Furthermore, Facet Wealth has developed proprietary technology to keep the cost of delivering these financial services down. Most advisors work from home, and videoconferencing saves on time spent with clients.

Digital financial platforms are increasingly connecting RIAs with $100K clients. AJ Smith, vice-president of Financial Education at SmartAsset, based in New York, says that about a third of its independent RIAs are seeking clients with $100K or more to invest.

Of course, many variables must be considered. Is the client 25-years-old and just starting to save? Is the client a year from retirement? At SmartAsset, clients complete a 22-question form about what they’re seeking in an advisor, then talk by phone with a concierge to determine which advisor is best.

Smith says that 67% of its clients have never worked with a financial advisor and most focus on long-term financial goals.

But the issues for most clients are the same, Smith suggests. “Whether they have $100K or $250K, they want to grow their money.”

Monique Morrissey, an economist with the non-profit Economic Policy Institute, based in Washington, D.C., understands why most advisory firms ignore the masses. “The problem with 50% of the population is that they have no assets to speak of, except for home equity in some cases.”

Many of the fintech websites, Morrissey notes, have entered this space and are selling services that reach a wider audience than the usual highly affluent niche. “They can pay attention to the lower income people,” she says.

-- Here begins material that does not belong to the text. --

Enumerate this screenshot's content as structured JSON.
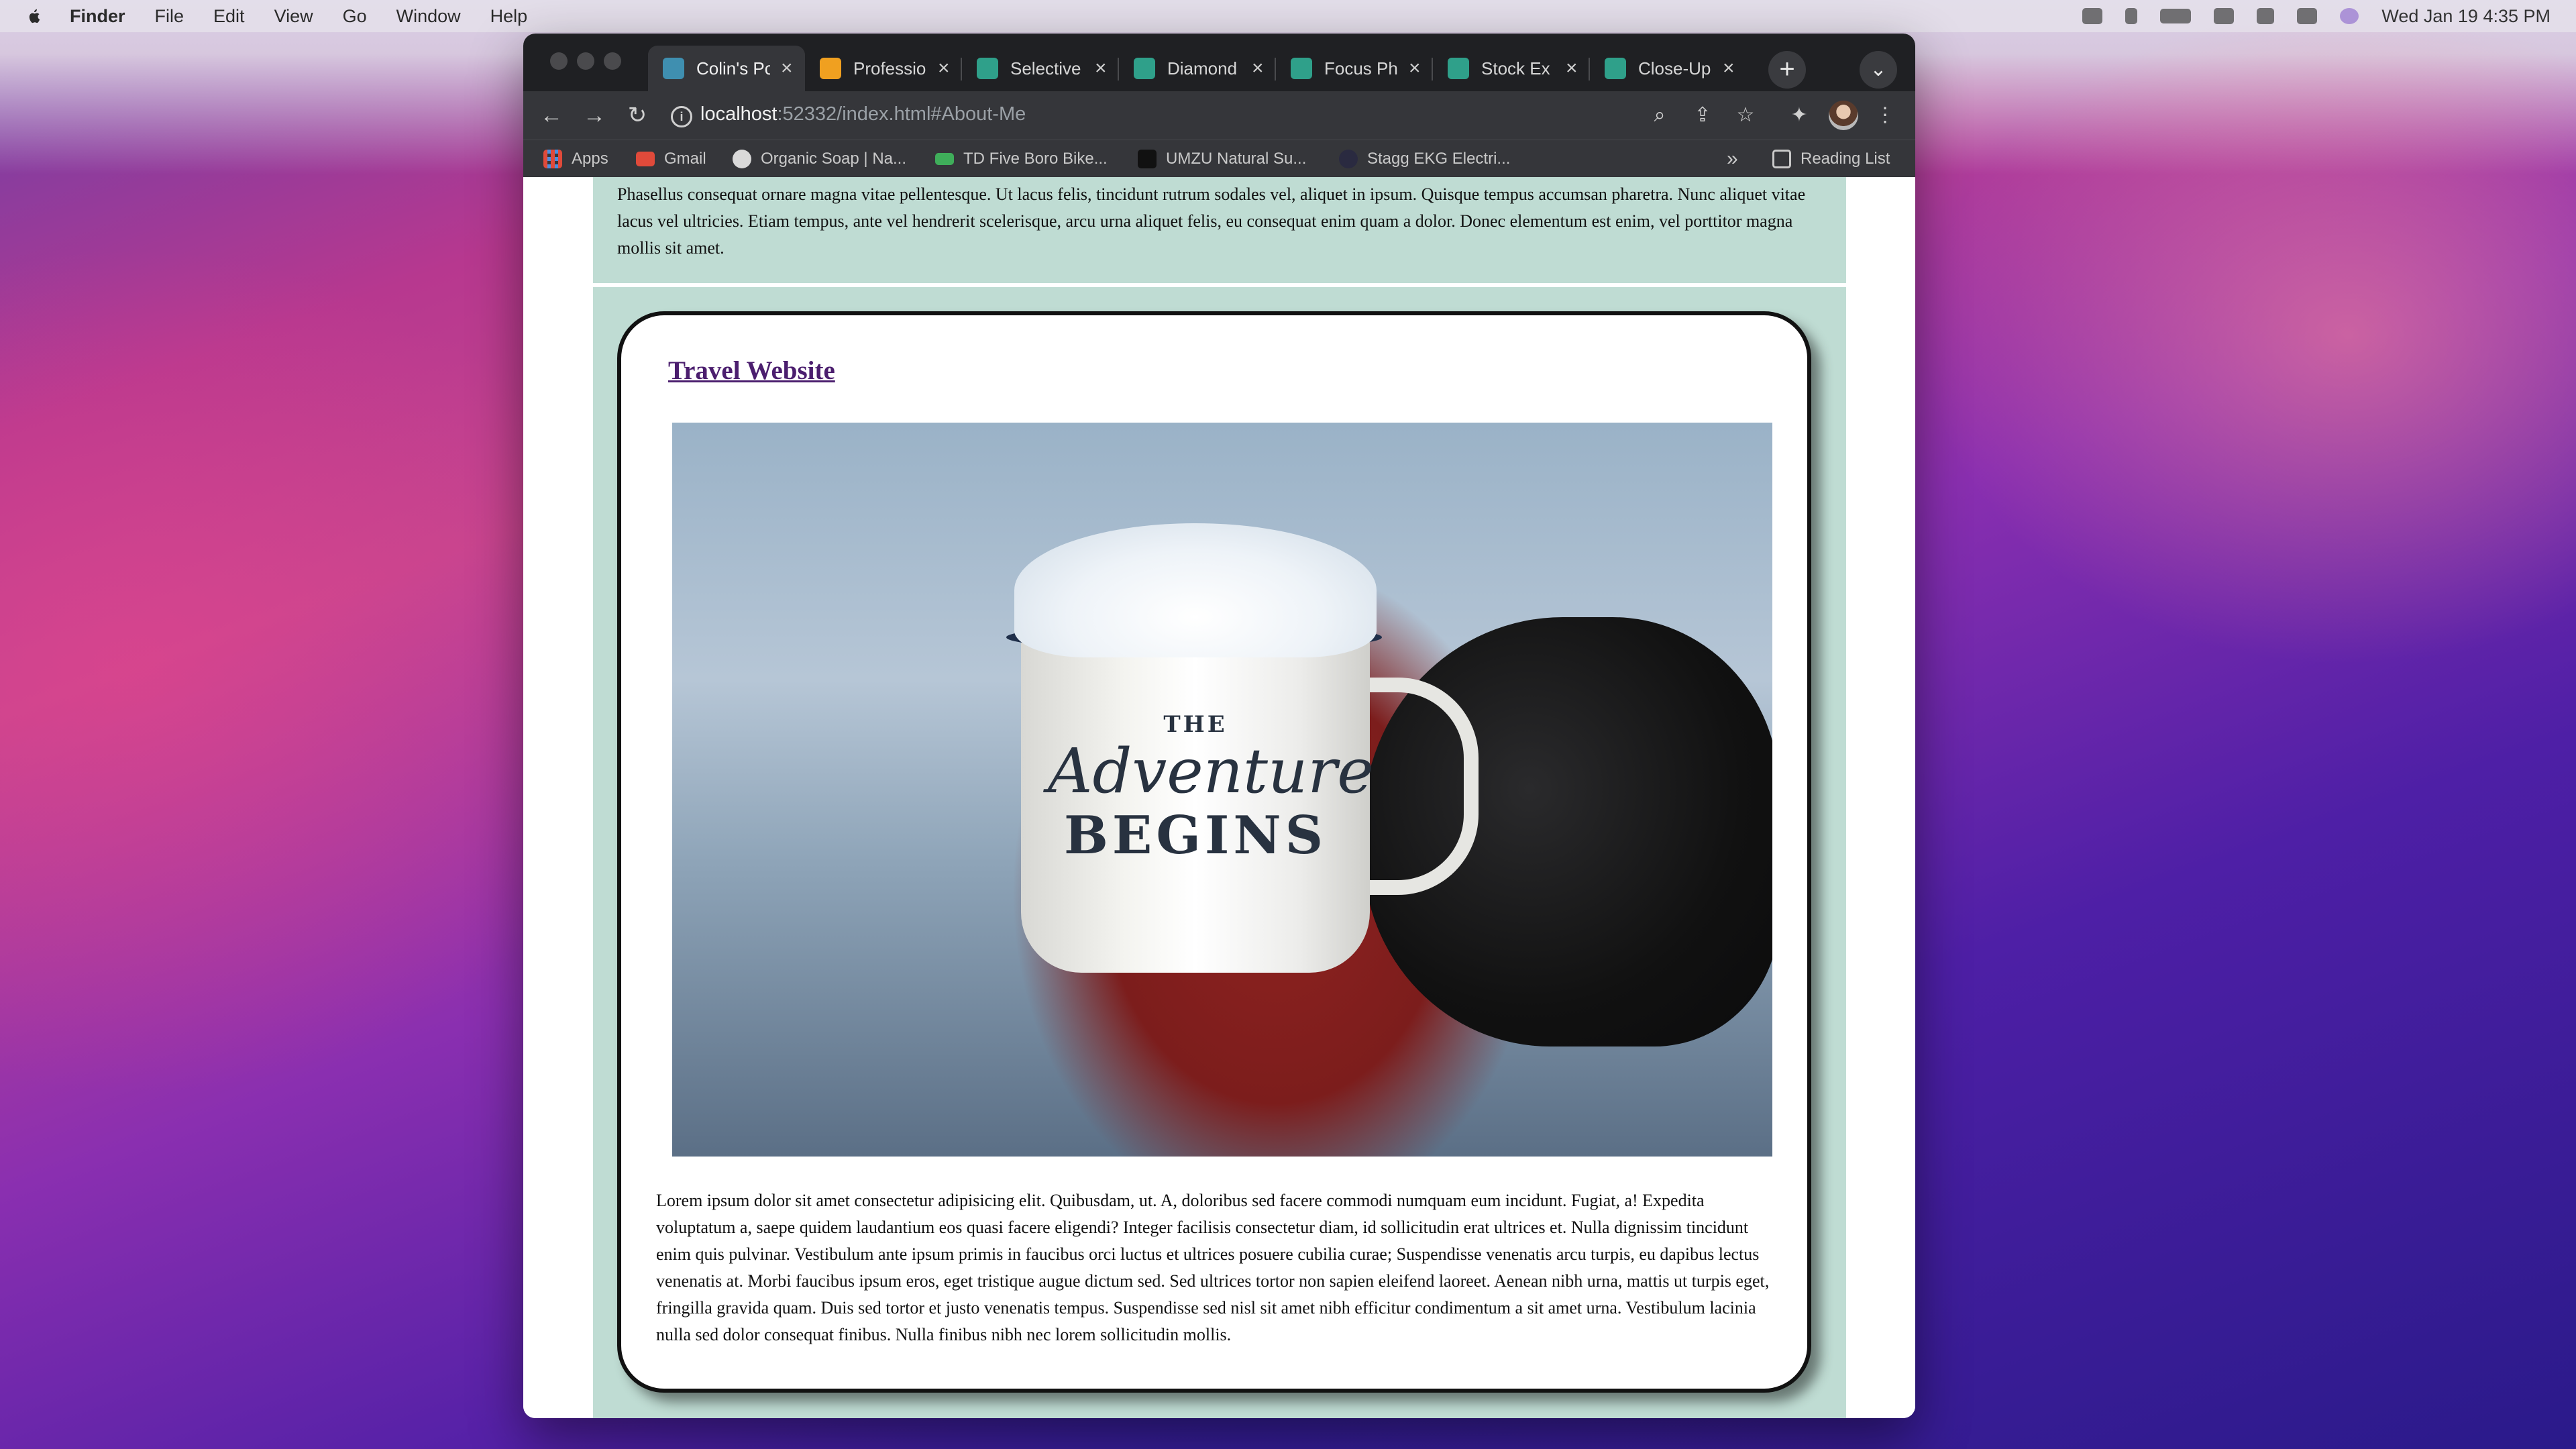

Kitces cautions that RIAs only focusing on $500K+ clients have their own blind spots. That niche audience “eventually creates growth challenges.”